We’d like to use this post to focus on Crohn’s disease. While there are many different symptoms of Crohn's disease, our primary focus will be on pain and cramping associated with the condition. There are different options for patients to deal with such discomfort.
About Crohn’s Disease
Crohn’s disease is a type of IBD that can affect various part of a person’s gastrointestinal (GI) tract. The condition causes your own immune system to attack various parts of your GI tract, which can lead to a number of symptoms, digestive problems, and other difficulties.
The exact cause of Crohn’s disease is unknown, though it’s believed it’s the result of various genetic and environmental factors. It’s estimated that 3.2 in 1,000 people in Europe and North America suffer from Crohn’s disease.
Pain: A Common Symptom
Pain and cramping are some of the most common symptoms associated with Crohn’s disease. The pain is most commonly associated with Crohn’s affecting the small intestine, though cramping of all kinds can occur no matter what part of your GI is inflamed.
Many patients will experience abdominal pain on the lower right side of their abdomen or around their navel, typically occurring 1 to 2 hours after eating. The severity of the pain increases as the patient experiences a flare up.
Evaluating Abdominal Pain
If you suffer from Crohn’s disease, your doctor may suggest keeping a journal related to various symptoms of the condition. When it comes to pain, you can note the time your experienced pain and the part of your abdomen affected. It’s also a good idea to rate the pain on a 1 to 10 scale.
Consulting this journal can help identify flare ups and help with modifying treatment and management techniques.
Treating Your Abdominal Pain
For most patients, the ideal way to manage the pain is to use recommended pain relievers. This often means acetaminophen or COX-2 inhibitors. These kinds of medications are preferable to non-steroidal anti-inflammatory drugs (NSAIDs), which can lead to flare ups.
Opioids are generally not prescribed for Crohn’s disease abdominal pain since they can have unpleasant digestive tract side effects and they are highly addictive.
Noting the Causes of Abdominal Pain
Self-care and self-awareness are an important part of pain management. Using your journal, you can identify any foods, food combinations, or situations that triggered various symptoms. Whenever possible, you can modify your diet or lifestyle to help manage the symptoms of the condition.
Be sure to consult with your doctor about any patterns or flare ups you’ve noticed.

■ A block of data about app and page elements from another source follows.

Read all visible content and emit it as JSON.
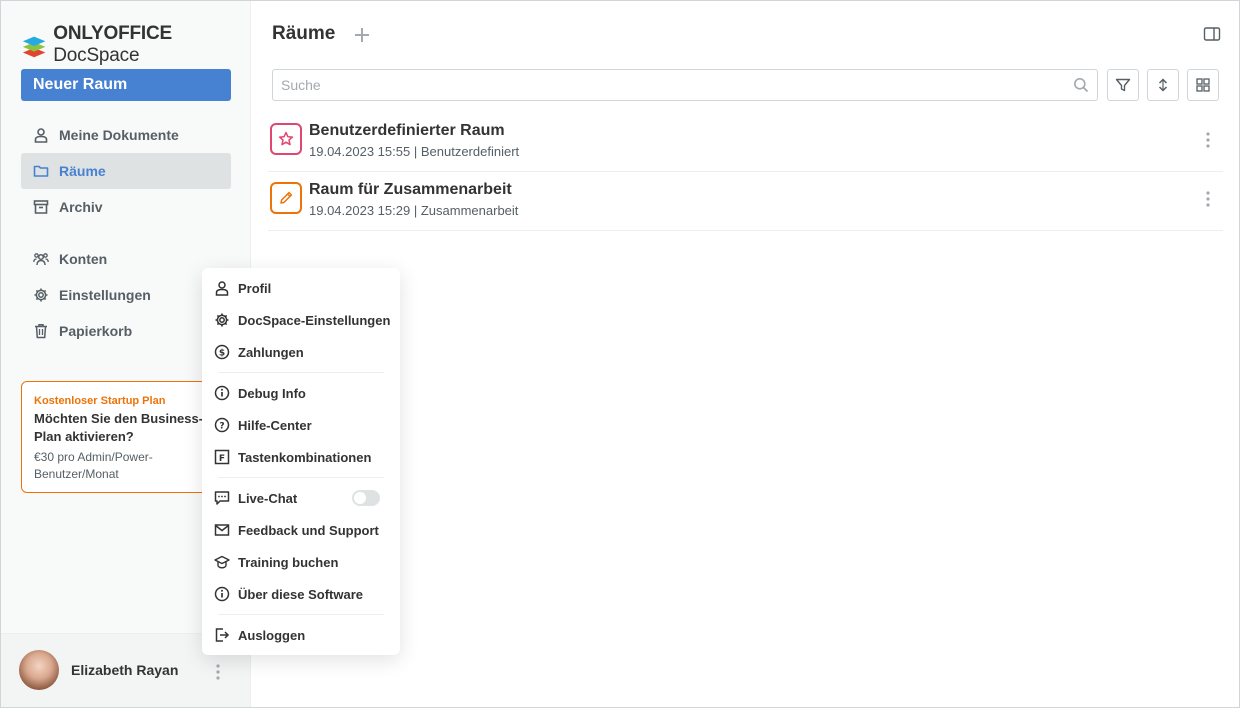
{
  "app": {
    "logo_brand": "ONLYOFFICE",
    "logo_product": "DocSpace",
    "accent_color": "#4781d1"
  },
  "sidebar": {
    "new_room_label": "Neuer Raum",
    "items": [
      {
        "label": "Meine Dokumente",
        "icon": "person-icon"
      },
      {
        "label": "Räume",
        "icon": "folder-icon",
        "active": true
      },
      {
        "label": "Archiv",
        "icon": "archive-icon"
      },
      {
        "label": "Konten",
        "icon": "accounts-icon"
      },
      {
        "label": "Einstellungen",
        "icon": "gear-icon"
      },
      {
        "label": "Papierkorb",
        "icon": "trash-icon"
      }
    ],
    "promo": {
      "title": "Kostenloser Startup Plan",
      "headline": "Möchten Sie den Business-Plan aktivieren?",
      "text": "€30 pro Admin/Power-Benutzer/Monat",
      "color": "#ed7309"
    },
    "user": {
      "name": "Elizabeth Rayan"
    }
  },
  "main": {
    "title": "Räume",
    "search_placeholder": "Suche",
    "rooms": [
      {
        "title": "Benutzerdefinierter Raum",
        "date": "19.04.2023 15:55",
        "type": "Benutzerdefiniert",
        "icon": "star-icon",
        "color": "#e0466f"
      },
      {
        "title": "Raum für Zusammenarbeit",
        "date": "19.04.2023 15:29",
        "type": "Zusammenarbeit",
        "icon": "pencil-icon",
        "color": "#ed7309"
      }
    ],
    "meta_separator": "|"
  },
  "menu": {
    "items": [
      {
        "label": "Profil",
        "icon": "person-icon"
      },
      {
        "label": "DocSpace-Einstellungen",
        "icon": "gear-icon"
      },
      {
        "label": "Zahlungen",
        "icon": "payment-icon"
      },
      {
        "label": "Debug Info",
        "icon": "info-icon"
      },
      {
        "label": "Hilfe-Center",
        "icon": "help-icon"
      },
      {
        "label": "Tastenkombinationen",
        "icon": "hotkeys-icon"
      },
      {
        "label": "Live-Chat",
        "icon": "chat-icon",
        "toggle": false
      },
      {
        "label": "Feedback und Support",
        "icon": "mail-icon"
      },
      {
        "label": "Training buchen",
        "icon": "graduation-icon"
      },
      {
        "label": "Über diese Software",
        "icon": "info-icon"
      },
      {
        "label": "Ausloggen",
        "icon": "logout-icon"
      }
    ]
  }
}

They can offer additional insight and guidance.
Abdominal Pain Could Be the Sign of Another Problem
Keep in mind that your abdominal pain may not be related to Crohn’s disease alone. It’s possible that your abdominal pain could be the result of the following:
- Stomach ulcers

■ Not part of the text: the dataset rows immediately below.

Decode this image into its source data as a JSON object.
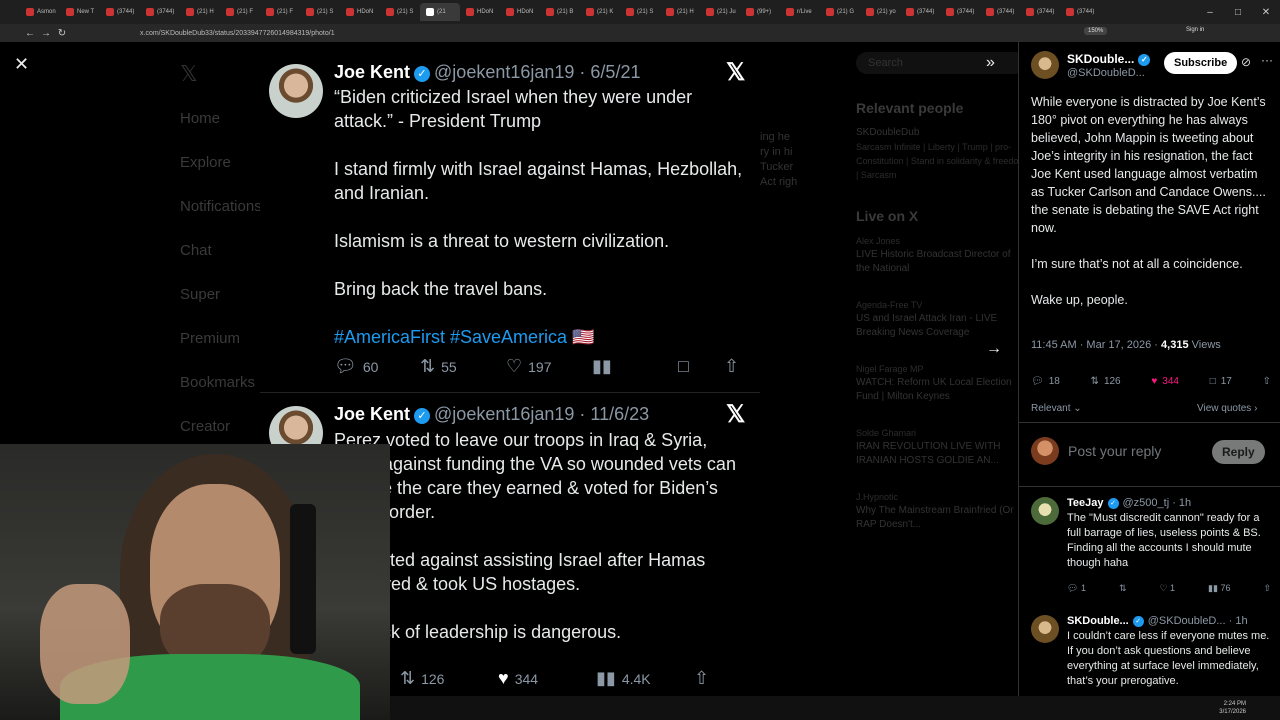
{
  "browser": {
    "tabs": [
      {
        "label": "Asmon",
        "active": false
      },
      {
        "label": "New T",
        "active": false
      },
      {
        "label": "(3744)",
        "active": false
      },
      {
        "label": "(3744)",
        "active": false
      },
      {
        "label": "(21) H",
        "active": false
      },
      {
        "label": "(21) F",
        "active": false
      },
      {
        "label": "(21) F",
        "active": false
      },
      {
        "label": "(21) S",
        "active": false
      },
      {
        "label": "HDoN",
        "active": false
      },
      {
        "label": "(21) S",
        "active": false
      },
      {
        "label": "(21",
        "active": true
      },
      {
        "label": "HDoN",
        "active": false
      },
      {
        "label": "HDoN",
        "active": false
      },
      {
        "label": "(21) B",
        "active": false
      },
      {
        "label": "(21) K",
        "active": false
      },
      {
        "label": "(21) S",
        "active": false
      },
      {
        "label": "(21) H",
        "active": false
      },
      {
        "label": "(21) Ju",
        "active": false
      },
      {
        "label": "(99+)",
        "active": false
      },
      {
        "label": "r/Live",
        "active": false
      },
      {
        "label": "(21) G",
        "active": false
      },
      {
        "label": "(21) yo",
        "active": false
      },
      {
        "label": "(3744)",
        "active": false
      },
      {
        "label": "(3744)",
        "active": false
      },
      {
        "label": "(3744)",
        "active": false
      },
      {
        "label": "(3744)",
        "active": false
      },
      {
        "label": "(3744)",
        "active": false
      }
    ],
    "url": "x.com/SKDoubleDub33/status/2033947726014984319/photo/1",
    "zoom": "150%",
    "signin": "Sign in"
  },
  "background": {
    "nav": [
      "Home",
      "Explore",
      "Notifications",
      "Chat",
      "Super",
      "Premium",
      "Bookmarks",
      "Creator"
    ],
    "center_snippet": "ing he\nry in hi\nTucker\nAct righ",
    "search_placeholder": "Search",
    "relevant_title": "Relevant people",
    "relevant_name": "SKDoubleDub",
    "relevant_bio": "Sarcasm Infinite | Liberty | Trump | pro-Constitution | Stand in solidarity & freedom | Sarcasm",
    "live_title": "Live on X",
    "live_items": [
      {
        "host": "Alex Jones",
        "title": "LIVE Historic Broadcast Director of the National"
      },
      {
        "host": "Agenda-Free TV",
        "title": "US and Israel Attack Iran - LIVE Breaking News Coverage"
      },
      {
        "host": "Nigel Farage MP",
        "title": "WATCH: Reform UK Local Election Fund | Milton Keynes"
      },
      {
        "host": "Solde Ghamari",
        "title": "IRAN REVOLUTION LIVE WITH IRANIAN HOSTS GOLDIE AN..."
      },
      {
        "host": "J.Hypnotic",
        "title": "Why The Mainstream Brainfried (Or RAP Doesn't..."
      }
    ]
  },
  "viewer": {
    "tweets": [
      {
        "name": "Joe Kent",
        "handle": "@joekent16jan19",
        "date": "6/5/21",
        "paragraphs": [
          "“Biden criticized Israel when they were under attack.” - President Trump",
          "I stand firmly with Israel against Hamas, Hezbollah, and Iranian.",
          "Islamism is a threat to western civilization.",
          "Bring back the travel bans."
        ],
        "hashtags": "#AmericaFirst #SaveAmerica 🇺🇸",
        "replies": "60",
        "reposts": "55",
        "likes": "197"
      },
      {
        "name": "Joe Kent",
        "handle": "@joekent16jan19",
        "date": "11/6/23",
        "paragraphs": [
          "Perez voted to leave our troops in Iraq & Syria, voted against funding the VA so wounded vets can receive the care they earned & voted for Biden’s open border.",
          "She voted against assisting Israel after Hamas murdered & took US hostages.",
          "Her lack of leadership is dangerous."
        ],
        "reposts": "126",
        "likes": "344",
        "views": "4.4K"
      }
    ]
  },
  "post": {
    "author_name": "SKDouble...",
    "author_handle": "@SKDoubleD...",
    "subscribe_label": "Subscribe",
    "paragraphs": [
      "While everyone is distracted by Joe Kent’s 180° pivot on everything he has always believed, John Mappin is tweeting about Joe’s integrity in his resignation, the fact Joe Kent used language almost verbatim as Tucker Carlson and Candace Owens.... the senate is debating the SAVE Act right now.",
      "I’m sure that’s not at all a coincidence.",
      "Wake up, people."
    ],
    "timestamp": "11:45 AM · Mar 17, 2026 ·",
    "views_count": "4,315",
    "views_label": "Views",
    "replies": "18",
    "reposts": "126",
    "likes": "344",
    "bookmarks": "17",
    "sort_label": "Relevant",
    "view_quotes_label": "View quotes",
    "reply_placeholder": "Post your reply",
    "reply_button": "Reply"
  },
  "replies": [
    {
      "name": "TeeJay",
      "handle": "@z500_tj",
      "time": "· 1h",
      "text": "The \"Must discredit cannon\" ready for a full barrage of lies, useless points & BS.  Finding all the accounts I should mute though haha",
      "replies": "1",
      "likes": "1",
      "views": "76"
    },
    {
      "name": "SKDouble...",
      "handle": "@SKDoubleD...",
      "time": "· 1h",
      "text": "I couldn’t care less if everyone mutes me. If you don’t ask questions and believe everything at surface level immediately, that’s your prerogative."
    }
  ],
  "system": {
    "time": "2:24 PM",
    "date": "3/17/2026"
  },
  "colors": {
    "accent": "#1d9bf0",
    "like": "#f91880",
    "shirt": "#2f9a49"
  }
}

- Irritation of the stomach (gastritis)
- Acid reflux
It’s a good idea to speak with your doctor about any persistent abdominal pain you experience just to be on the safe side.

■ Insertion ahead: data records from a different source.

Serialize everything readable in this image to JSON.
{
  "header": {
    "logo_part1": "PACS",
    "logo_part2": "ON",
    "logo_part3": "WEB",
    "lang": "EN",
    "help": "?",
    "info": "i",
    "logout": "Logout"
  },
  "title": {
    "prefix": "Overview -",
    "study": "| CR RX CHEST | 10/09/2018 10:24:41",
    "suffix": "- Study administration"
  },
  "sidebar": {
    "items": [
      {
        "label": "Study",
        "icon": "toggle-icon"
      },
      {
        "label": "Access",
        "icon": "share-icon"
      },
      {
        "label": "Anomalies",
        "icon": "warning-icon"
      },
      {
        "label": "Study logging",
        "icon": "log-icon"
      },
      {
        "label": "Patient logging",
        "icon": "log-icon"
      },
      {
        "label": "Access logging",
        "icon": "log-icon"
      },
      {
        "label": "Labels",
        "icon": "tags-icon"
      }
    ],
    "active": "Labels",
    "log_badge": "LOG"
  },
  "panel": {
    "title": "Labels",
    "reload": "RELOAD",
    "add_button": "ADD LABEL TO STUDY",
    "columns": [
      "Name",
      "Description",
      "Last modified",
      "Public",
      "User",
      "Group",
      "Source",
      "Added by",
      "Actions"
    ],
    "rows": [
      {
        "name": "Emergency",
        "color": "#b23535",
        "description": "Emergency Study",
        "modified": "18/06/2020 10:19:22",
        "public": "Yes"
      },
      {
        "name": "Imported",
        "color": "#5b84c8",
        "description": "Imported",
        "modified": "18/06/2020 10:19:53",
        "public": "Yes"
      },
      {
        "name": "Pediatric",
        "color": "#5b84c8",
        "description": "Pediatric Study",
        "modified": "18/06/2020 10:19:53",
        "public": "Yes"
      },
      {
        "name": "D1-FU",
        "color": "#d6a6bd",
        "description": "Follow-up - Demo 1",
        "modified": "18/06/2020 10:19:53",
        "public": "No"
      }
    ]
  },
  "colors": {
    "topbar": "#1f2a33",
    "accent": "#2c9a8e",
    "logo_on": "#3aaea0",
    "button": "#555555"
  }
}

Learn More About Managing Crohn’s Disease
To learn more about living with Crohn’s disease and your options for treatment, be sure to contact the team at Colon & Rectal Surgical Specialists. We look forward to your visit and discussing these matters in much greater detail.